New research shows that differences in the brain development of autistic children are already visible in infants as young as six months old.
By Veronique LaCapra (St. Louis, Mo.)
Researchers at four study sites nationwide used a type of MRI scan to look at brain development in the younger siblings of autistic children, who are known to be at higher risk for autism themselves.
The children were scanned at six, 12, and 24 months of age, while the children were sleeping.
Child psychiatrist Dr. Kelly Botteron led the study at Washington University.
“We were able to detect differences in brain structure as early as six months of age, in the children who later went on to develop autism. And the trajectory of change from six to 12 to 24 months was particularly different between the children that went on to develop autism, and those that did not,” Botteron said.

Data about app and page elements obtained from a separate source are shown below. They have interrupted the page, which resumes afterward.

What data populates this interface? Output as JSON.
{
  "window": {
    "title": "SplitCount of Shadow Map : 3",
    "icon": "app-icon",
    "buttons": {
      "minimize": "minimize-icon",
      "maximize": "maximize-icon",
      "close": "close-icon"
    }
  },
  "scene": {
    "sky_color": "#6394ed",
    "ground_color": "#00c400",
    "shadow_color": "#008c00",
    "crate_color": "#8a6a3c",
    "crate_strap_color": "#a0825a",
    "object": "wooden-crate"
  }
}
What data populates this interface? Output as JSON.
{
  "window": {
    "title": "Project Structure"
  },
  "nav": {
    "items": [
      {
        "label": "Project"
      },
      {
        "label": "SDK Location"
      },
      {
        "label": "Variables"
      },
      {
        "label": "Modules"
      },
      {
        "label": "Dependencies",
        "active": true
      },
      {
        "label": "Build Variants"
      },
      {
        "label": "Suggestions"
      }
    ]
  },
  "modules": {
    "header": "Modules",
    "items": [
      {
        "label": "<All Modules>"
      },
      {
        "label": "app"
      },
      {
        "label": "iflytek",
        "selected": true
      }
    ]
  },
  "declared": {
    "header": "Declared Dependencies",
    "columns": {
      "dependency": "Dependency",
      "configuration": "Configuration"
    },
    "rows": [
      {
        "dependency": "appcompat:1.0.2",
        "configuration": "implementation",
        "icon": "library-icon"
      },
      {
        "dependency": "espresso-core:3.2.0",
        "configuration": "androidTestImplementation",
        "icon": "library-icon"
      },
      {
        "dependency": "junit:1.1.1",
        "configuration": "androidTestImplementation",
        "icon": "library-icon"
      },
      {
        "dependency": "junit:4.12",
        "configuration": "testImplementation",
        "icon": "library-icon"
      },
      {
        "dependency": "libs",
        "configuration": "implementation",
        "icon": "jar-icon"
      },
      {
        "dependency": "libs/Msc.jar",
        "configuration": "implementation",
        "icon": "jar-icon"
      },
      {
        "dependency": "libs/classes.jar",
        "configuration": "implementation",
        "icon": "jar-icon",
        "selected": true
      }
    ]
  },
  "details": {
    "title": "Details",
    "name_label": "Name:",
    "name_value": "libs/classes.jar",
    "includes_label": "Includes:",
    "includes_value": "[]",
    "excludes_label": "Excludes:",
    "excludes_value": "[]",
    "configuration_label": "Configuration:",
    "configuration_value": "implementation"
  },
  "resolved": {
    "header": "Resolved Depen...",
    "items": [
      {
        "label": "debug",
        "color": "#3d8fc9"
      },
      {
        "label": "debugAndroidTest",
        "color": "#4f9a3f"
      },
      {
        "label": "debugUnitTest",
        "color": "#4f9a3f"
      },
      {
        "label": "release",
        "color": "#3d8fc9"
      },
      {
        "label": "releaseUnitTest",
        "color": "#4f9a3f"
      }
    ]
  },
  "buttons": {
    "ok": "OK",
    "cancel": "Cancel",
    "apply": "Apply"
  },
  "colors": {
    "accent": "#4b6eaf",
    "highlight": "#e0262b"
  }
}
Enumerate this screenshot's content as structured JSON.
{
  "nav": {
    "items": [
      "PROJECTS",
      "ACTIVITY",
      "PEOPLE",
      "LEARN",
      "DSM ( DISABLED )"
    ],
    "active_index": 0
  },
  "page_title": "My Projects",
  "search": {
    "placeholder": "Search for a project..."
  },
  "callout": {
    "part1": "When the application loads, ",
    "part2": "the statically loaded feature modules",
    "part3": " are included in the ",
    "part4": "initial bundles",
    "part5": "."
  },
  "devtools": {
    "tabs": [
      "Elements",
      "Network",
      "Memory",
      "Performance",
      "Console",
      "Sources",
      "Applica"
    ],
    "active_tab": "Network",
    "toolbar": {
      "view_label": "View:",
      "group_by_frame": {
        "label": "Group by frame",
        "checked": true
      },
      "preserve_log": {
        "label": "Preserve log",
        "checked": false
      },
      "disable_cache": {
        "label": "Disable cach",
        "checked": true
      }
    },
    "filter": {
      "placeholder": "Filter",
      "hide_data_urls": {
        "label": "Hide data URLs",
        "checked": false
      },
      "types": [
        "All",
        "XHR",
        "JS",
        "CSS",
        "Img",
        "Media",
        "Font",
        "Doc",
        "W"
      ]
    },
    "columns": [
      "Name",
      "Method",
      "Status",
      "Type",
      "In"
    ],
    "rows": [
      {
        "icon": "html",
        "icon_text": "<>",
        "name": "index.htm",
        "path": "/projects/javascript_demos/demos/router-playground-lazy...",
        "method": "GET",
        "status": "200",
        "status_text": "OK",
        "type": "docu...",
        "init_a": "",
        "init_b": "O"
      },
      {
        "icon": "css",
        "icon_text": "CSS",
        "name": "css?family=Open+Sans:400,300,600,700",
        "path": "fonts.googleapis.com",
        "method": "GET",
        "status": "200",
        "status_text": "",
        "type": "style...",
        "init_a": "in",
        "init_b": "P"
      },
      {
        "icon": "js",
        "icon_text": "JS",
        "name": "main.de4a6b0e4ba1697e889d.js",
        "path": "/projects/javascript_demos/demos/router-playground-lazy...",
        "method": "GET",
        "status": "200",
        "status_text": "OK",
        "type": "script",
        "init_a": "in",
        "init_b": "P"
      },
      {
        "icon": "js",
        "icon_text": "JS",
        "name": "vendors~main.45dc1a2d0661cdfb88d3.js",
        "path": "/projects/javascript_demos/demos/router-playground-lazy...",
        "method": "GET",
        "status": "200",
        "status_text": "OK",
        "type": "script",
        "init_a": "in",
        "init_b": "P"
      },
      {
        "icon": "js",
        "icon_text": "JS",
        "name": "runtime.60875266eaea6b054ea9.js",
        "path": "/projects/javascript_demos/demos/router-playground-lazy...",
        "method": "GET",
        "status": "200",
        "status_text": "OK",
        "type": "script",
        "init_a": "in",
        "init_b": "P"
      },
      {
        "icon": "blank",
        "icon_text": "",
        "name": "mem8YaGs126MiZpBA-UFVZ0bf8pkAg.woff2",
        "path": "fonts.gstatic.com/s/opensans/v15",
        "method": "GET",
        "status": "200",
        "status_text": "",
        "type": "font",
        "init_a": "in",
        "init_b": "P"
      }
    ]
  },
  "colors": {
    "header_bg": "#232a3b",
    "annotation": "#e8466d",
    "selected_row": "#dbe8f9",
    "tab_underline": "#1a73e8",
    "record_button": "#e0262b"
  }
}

Botteron says the goal is to eventually be able to use this type of brain scan to diagnose and help children who are at risk for autism.